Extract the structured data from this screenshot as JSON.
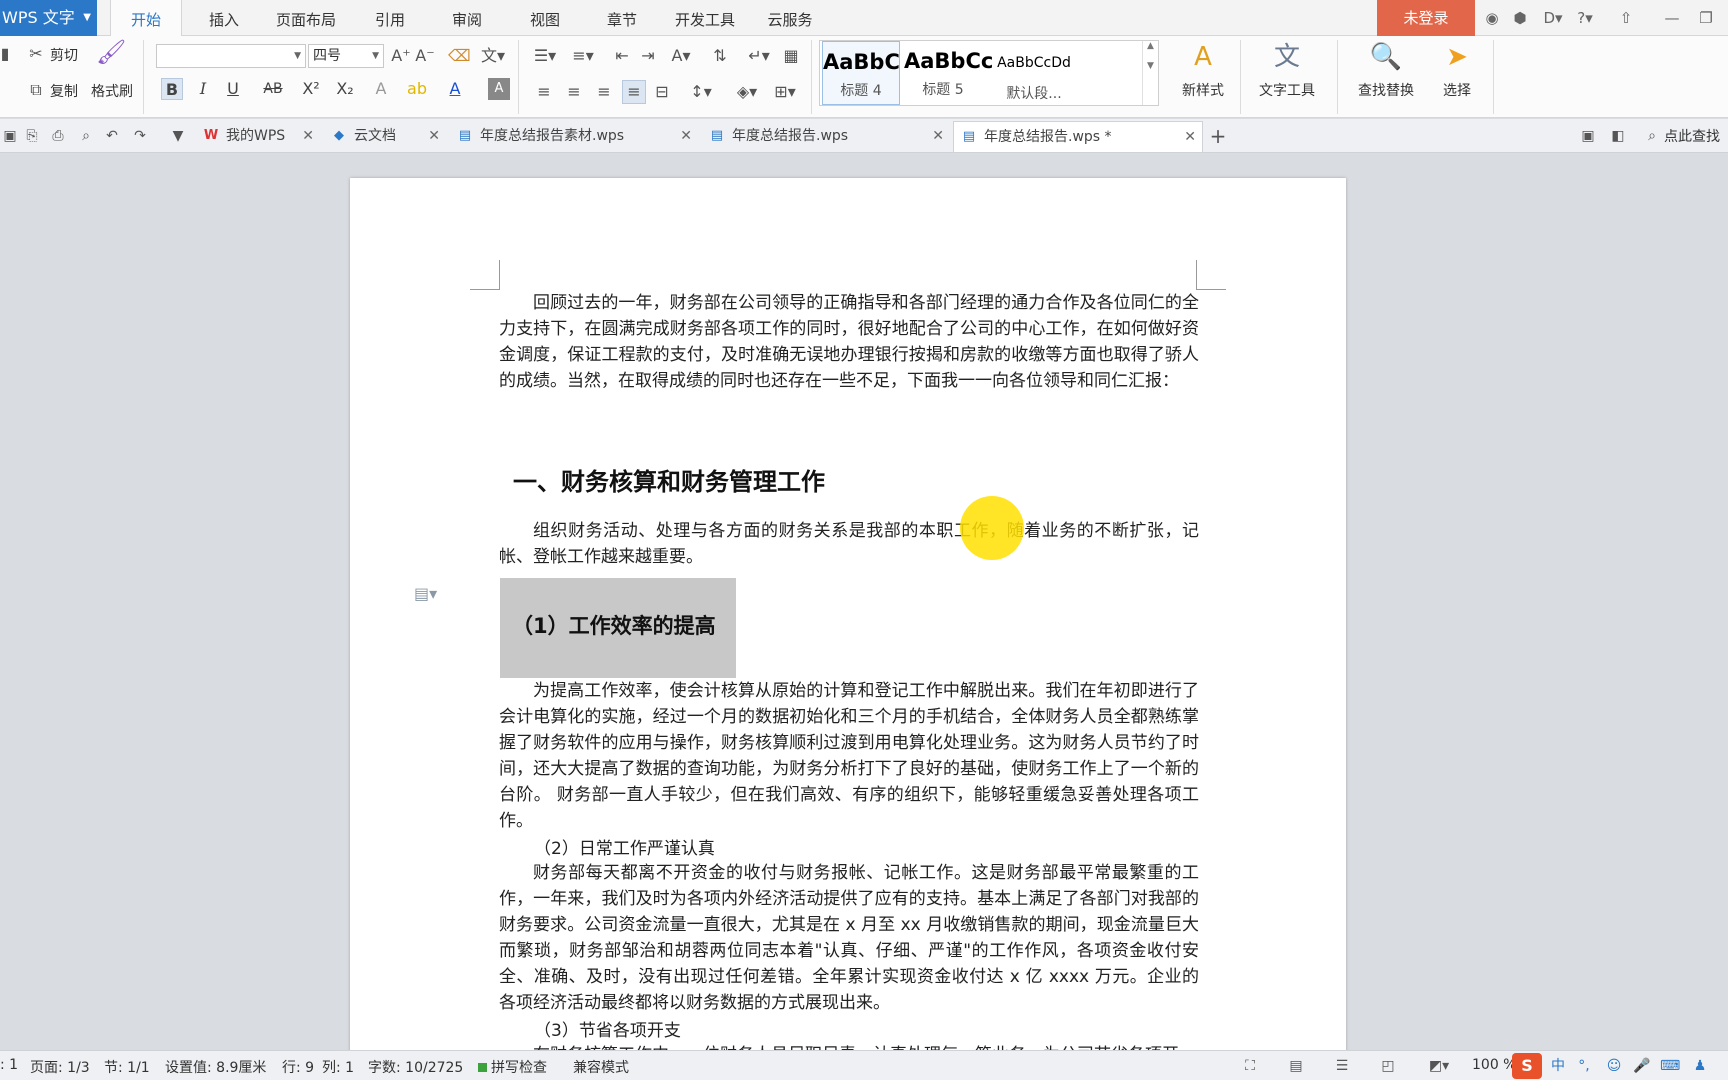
{
  "app": {
    "name": "WPS 文字"
  },
  "menu": {
    "tabs": [
      {
        "label": "开始"
      },
      {
        "label": "插入"
      },
      {
        "label": "页面布局"
      },
      {
        "label": "引用"
      },
      {
        "label": "审阅"
      },
      {
        "label": "视图"
      },
      {
        "label": "章节"
      },
      {
        "label": "开发工具"
      },
      {
        "label": "云服务"
      }
    ],
    "login_label": "未登录"
  },
  "ribbon": {
    "cut_label": "剪切",
    "copy_label": "复制",
    "format_painter_label": "格式刷",
    "font_name_value": "",
    "font_size_value": "四号",
    "styles": [
      {
        "preview": "AaBbC",
        "label": "标题 4"
      },
      {
        "preview": "AaBbCc",
        "label": "标题 5"
      },
      {
        "preview": "AaBbCcDd",
        "label": "默认段..."
      }
    ],
    "new_style_label": "新样式",
    "text_tools_label": "文字工具",
    "find_replace_label": "查找替换",
    "select_label": "选择"
  },
  "doc_tabs": [
    {
      "label": "我的WPS"
    },
    {
      "label": "云文档"
    },
    {
      "label": "年度总结报告素材.wps"
    },
    {
      "label": "年度总结报告.wps"
    },
    {
      "label": "年度总结报告.wps *"
    }
  ],
  "search_hint": "点此查找",
  "document": {
    "p1": "回顾过去的一年，财务部在公司领导的正确指导和各部门经理的通力合作及各位同仁的全力支持下，在圆满完成财务部各项工作的同时，很好地配合了公司的中心工作，在如何做好资金调度，保证工程款的支付，及时准确无误地办理银行按揭和房款的收缴等方面也取得了骄人的成绩。当然，在取得成绩的同时也还存在一些不足，下面我一一向各位领导和同仁汇报：",
    "h1": "一、财务核算和财务管理工作",
    "p2": "组织财务活动、处理与各方面的财务关系是我部的本职工作，随着业务的不断扩张，记帐、登帐工作越来越重要。",
    "h2": "（1）工作效率的提高",
    "p3": "为提高工作效率，使会计核算从原始的计算和登记工作中解脱出来。我们在年初即进行了会计电算化的实施，经过一个月的数据初始化和三个月的手机结合，全体财务人员全都熟练掌握了财务软件的应用与操作，财务核算顺利过渡到用电算化处理业务。这为财务人员节约了时间，还大大提高了数据的查询功能，为财务分析打下了良好的基础，使财务工作上了一个新的台阶。 财务部一直人手较少，但在我们高效、有序的组织下，能够轻重缓急妥善处理各项工作。",
    "s2": "（2）日常工作严谨认真",
    "p4": "财务部每天都离不开资金的收付与财务报帐、记帐工作。这是财务部最平常最繁重的工作，一年来，我们及时为各项内外经济活动提供了应有的支持。基本上满足了各部门对我部的财务要求。公司资金流量一直很大，尤其是在 x 月至 xx 月收缴销售款的期间，现金流量巨大而繁琐，财务部邹治和胡蓉两位同志本着\"认真、仔细、严谨\"的工作作风，各项资金收付安全、准确、及时，没有出现过任何差错。全年累计实现资金收付达 x 亿 xxxx 万元。企业的各项经济活动最终都将以财务数据的方式展现出来。",
    "s3": "（3）节省各项开支",
    "p5": "在财务核算工作中，一位财务人员尽职尽责，认真处理每一笔业务，为公司节省各项开"
  },
  "status": {
    "section_short": ": 1",
    "page": "页面: 1/3",
    "section": "节: 1/1",
    "position": "设置值: 8.9厘米",
    "row": "行: 9",
    "col": "列: 1",
    "word_count": "字数: 10/2725",
    "spell_check": "拼写检查",
    "compat_mode": "兼容模式",
    "zoom": "100 %"
  },
  "colors": {
    "accent": "#2a78c7",
    "login": "#e2674a",
    "highlight": "#c8c8c8",
    "cursor_dot": "#ffe100"
  }
}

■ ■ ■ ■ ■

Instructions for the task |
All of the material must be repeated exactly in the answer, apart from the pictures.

Task result |
Extract the structured data from this screenshot as JSON.
{
  "app": {
    "name": "WPS 文字"
  },
  "menu": {
    "tabs": [
      {
        "label": "开始"
      },
      {
        "label": "插入"
      },
      {
        "label": "页面布局"
      },
      {
        "label": "引用"
      },
      {
        "label": "审阅"
      },
      {
        "label": "视图"
      },
      {
        "label": "章节"
      },
      {
        "label": "开发工具"
      },
      {
        "label": "云服务"
      }
    ],
    "login_label": "未登录"
  },
  "ribbon": {
    "cut_label": "剪切",
    "copy_label": "复制",
    "format_painter_label": "格式刷",
    "font_name_value": "",
    "font_size_value": "四号",
    "styles": [
      {
        "preview": "AaBbC",
        "label": "标题 4"
      },
      {
        "preview": "AaBbCc",
        "label": "标题 5"
      },
      {
        "preview": "AaBbCcDd",
        "label": "默认段..."
      }
    ],
    "new_style_label": "新样式",
    "text_tools_label": "文字工具",
    "find_replace_label": "查找替换",
    "select_label": "选择"
  },
  "doc_tabs": [
    {
      "label": "我的WPS"
    },
    {
      "label": "云文档"
    },
    {
      "label": "年度总结报告素材.wps"
    },
    {
      "label": "年度总结报告.wps"
    },
    {
      "label": "年度总结报告.wps *"
    }
  ],
  "search_hint": "点此查找",
  "document": {
    "p1": "回顾过去的一年，财务部在公司领导的正确指导和各部门经理的通力合作及各位同仁的全力支持下，在圆满完成财务部各项工作的同时，很好地配合了公司的中心工作，在如何做好资金调度，保证工程款的支付，及时准确无误地办理银行按揭和房款的收缴等方面也取得了骄人的成绩。当然，在取得成绩的同时也还存在一些不足，下面我一一向各位领导和同仁汇报：",
    "h1": "一、财务核算和财务管理工作",
    "p2": "组织财务活动、处理与各方面的财务关系是我部的本职工作，随着业务的不断扩张，记帐、登帐工作越来越重要。",
    "h2": "（1）工作效率的提高",
    "p3": "为提高工作效率，使会计核算从原始的计算和登记工作中解脱出来。我们在年初即进行了会计电算化的实施，经过一个月的数据初始化和三个月的手机结合，全体财务人员全都熟练掌握了财务软件的应用与操作，财务核算顺利过渡到用电算化处理业务。这为财务人员节约了时间，还大大提高了数据的查询功能，为财务分析打下了良好的基础，使财务工作上了一个新的台阶。 财务部一直人手较少，但在我们高效、有序的组织下，能够轻重缓急妥善处理各项工作。",
    "s2": "（2）日常工作严谨认真",
    "p4": "财务部每天都离不开资金的收付与财务报帐、记帐工作。这是财务部最平常最繁重的工作，一年来，我们及时为各项内外经济活动提供了应有的支持。基本上满足了各部门对我部的财务要求。公司资金流量一直很大，尤其是在 x 月至 xx 月收缴销售款的期间，现金流量巨大而繁琐，财务部邹治和胡蓉两位同志本着\"认真、仔细、严谨\"的工作作风，各项资金收付安全、准确、及时，没有出现过任何差错。全年累计实现资金收付达 x 亿 xxxx 万元。企业的各项经济活动最终都将以财务数据的方式展现出来。",
    "s3": "（3）节省各项开支",
    "p5": "在财务核算工作中，一位财务人员尽职尽责，认真处理每一笔业务，为公司节省各项开"
  },
  "status": {
    "section_short": ": 1",
    "page": "页面: 1/3",
    "section": "节: 1/1",
    "position": "设置值: 8.9厘米",
    "row": "行: 9",
    "col": "列: 1",
    "word_count": "字数: 10/2725",
    "spell_check": "拼写检查",
    "compat_mode": "兼容模式",
    "zoom": "100 %"
  },
  "colors": {
    "accent": "#2a78c7",
    "login": "#e2674a",
    "highlight": "#c8c8c8",
    "cursor_dot": "#ffe100"
  }
}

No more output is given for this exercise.